| What you are asked to do |
How many lines of these entries include the string "your"? State the number alone.

| Working data |
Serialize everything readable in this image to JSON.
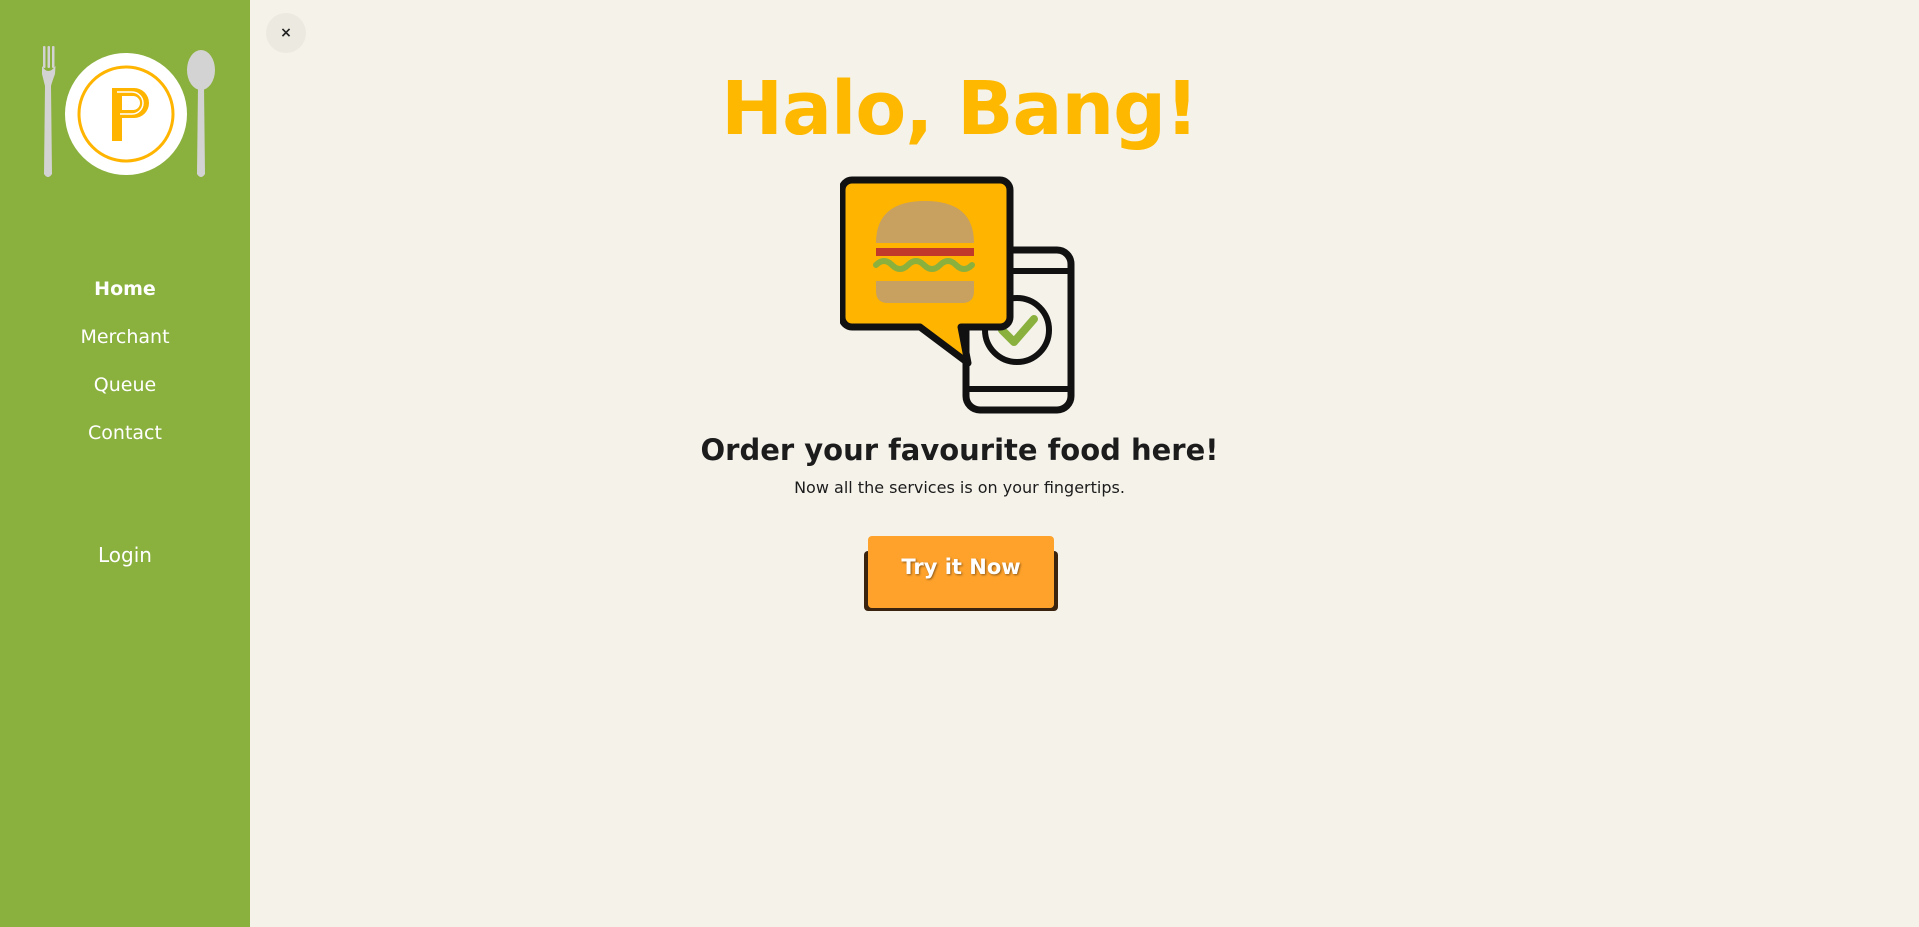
{
  "sidebar": {
    "logo_letter": "P",
    "nav": [
      {
        "label": "Home",
        "active": true
      },
      {
        "label": "Merchant",
        "active": false
      },
      {
        "label": "Queue",
        "active": false
      },
      {
        "label": "Contact",
        "active": false
      }
    ],
    "login_label": "Login"
  },
  "close_button": {
    "label": "×"
  },
  "hero": {
    "title": "Halo, Bang!",
    "subtitle": "Order your favourite food here!",
    "tagline": "Now all the services is on your fingertips.",
    "cta_label": "Try it Now"
  },
  "icons": {
    "logo": "plate-fork-spoon-logo-icon",
    "hero": "burger-chat-phone-check-icon",
    "close": "close-icon"
  },
  "colors": {
    "sidebar_bg": "#8ab03e",
    "page_bg": "#f5f2ea",
    "title": "#ffb800",
    "cta": "#ffa22b",
    "accent_green": "#8ab03e"
  }
}
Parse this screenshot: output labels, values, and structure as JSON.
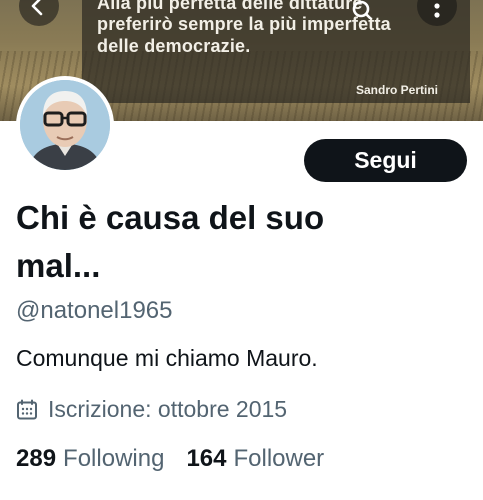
{
  "banner": {
    "quote_lines": [
      "Alla più perfetta delle dittature",
      "preferirò sempre la più imperfetta",
      "delle democrazie."
    ],
    "author": "Sandro Pertini"
  },
  "nav": {
    "back_icon": "back-arrow-icon",
    "search_icon": "search-icon",
    "more_icon": "more-vertical-icon"
  },
  "profile": {
    "display_name": "Chi è causa del suo mal...",
    "handle": "@natonel1965",
    "bio": "Comunque mi chiamo Mauro.",
    "joined": "Iscrizione: ottobre 2015",
    "follow_label": "Segui",
    "following_count": "289",
    "following_label": "Following",
    "followers_count": "164",
    "followers_label": "Follower"
  },
  "colors": {
    "primary_text": "#0f1419",
    "secondary_text": "#536471",
    "follow_button": "#0f1419"
  }
}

| Exercise answer |
2